Something a little different this week. I’m working with some colleagues on a project related to environmental sustainability and I thought it would be neat to share some data I collected on sustainability certifications. I’ll go into a bit of detail about what a certification is and why they’re important below, but you can obtain the data on github.

There’s a readme in the github, but I’ll give a bit of detail here. The data contain all the certified brand of four major sustainability certifications (based on the certification websites). They’re in JSON format, keyed by the URL with the category name and list of brands. The certifications are:

What is a certification?

It’s always good to start with a definition. This article in the Annual Review of Environment and Resources uses the term “Voluntary Sustainability Standards” and defines them as:

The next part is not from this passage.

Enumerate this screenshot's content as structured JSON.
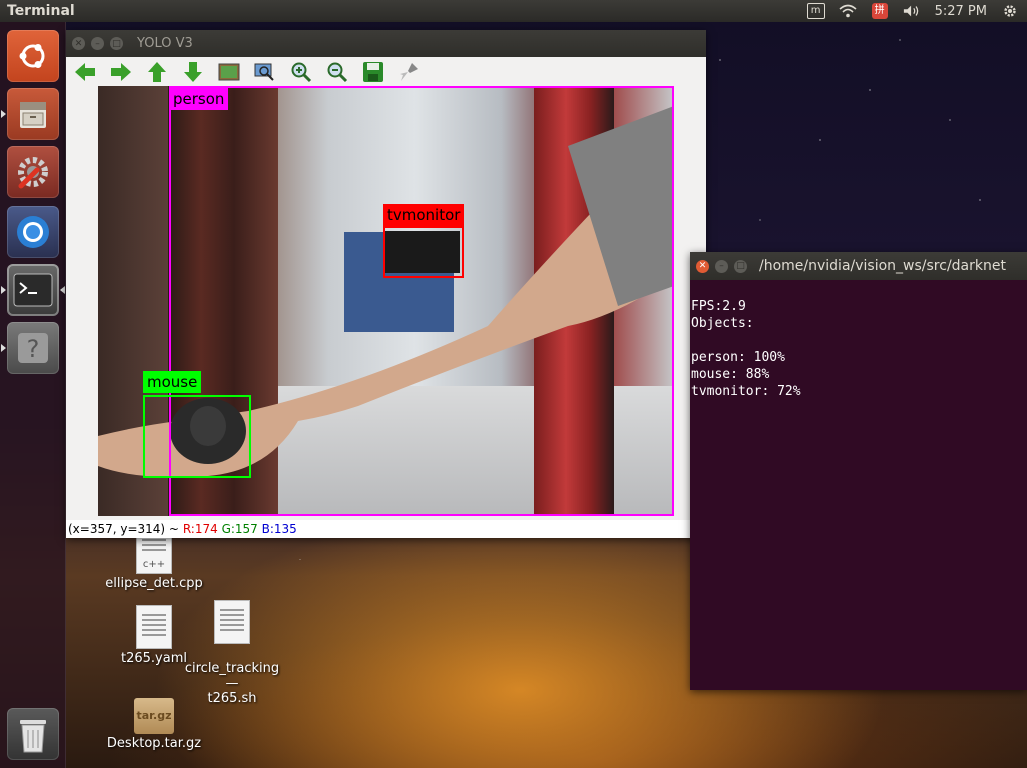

“….a form of entrepreneurial authority, whereby a private actor must persuade other (private and public) actors to recognize its authority to develop its own rules, standards, or practices, and therefore the legitimacy of these rules. These standards include a broad and diverse portfolio of instruments, ranging from NGO-led certification to company codes of conduct and geographic indications that identify products originating in a certain region.”

Basically, it’s rules that companies adopt that govern production. The rules are designed to decrease the toll the production takes on the environment and the people involved. An example includes Fair Trade Certified, in which companies agree to greater worker involvement in company decisions and to invest a portion of profits in the workers’ communities. In order to obtain the certification, the company must adhere to these “rules”.

Where did these certifications come from?

My favorite part: History. There’s not a single answer to this, but in the 1980s there was increasing attention to the impact human consumption was having on the environment and the people involved in production. One of the original sets of standards (or rules) came from the Global Reporting Initiative in the 90s. These standards required companies to disclose their impact on the climate and other social/economic issues. The GRI and other organizations developed powerful allies to begin putting serious pressure on companies to report and consider the impact of their production.

But probably one of the most intense sources of pressure for companies to sign on to these standards has been from consumers. The terms “organic” and “green” came on the scene in the late 90s and early 2000s and the market for sustainable products has been growing at a steady 7-12% for years now.

The combination of consumer demand and organization pressure has led to the proliferation of certifications, with more than 400 certifications in 199 countries across 25 industries. These certifications cover large percentages of the production of coffee, chocolate and palm oil (

So that gives you some idea of what these certifications are. Hopefully the data I’m making available here is useful. As always, let me know if you have questions!

Written by Ben Follow
I am the type of person who appreciates the telling of a great story. As a data scientist, I am interested in using AI to understand, explore and communicate across borders and boundaries. My focus is on Natural Language Processing and the amazing ways it can help us understand each other and our world. The material on this blog is meant to share my experiences and understandings of complex technologies in a simple way, focused on application.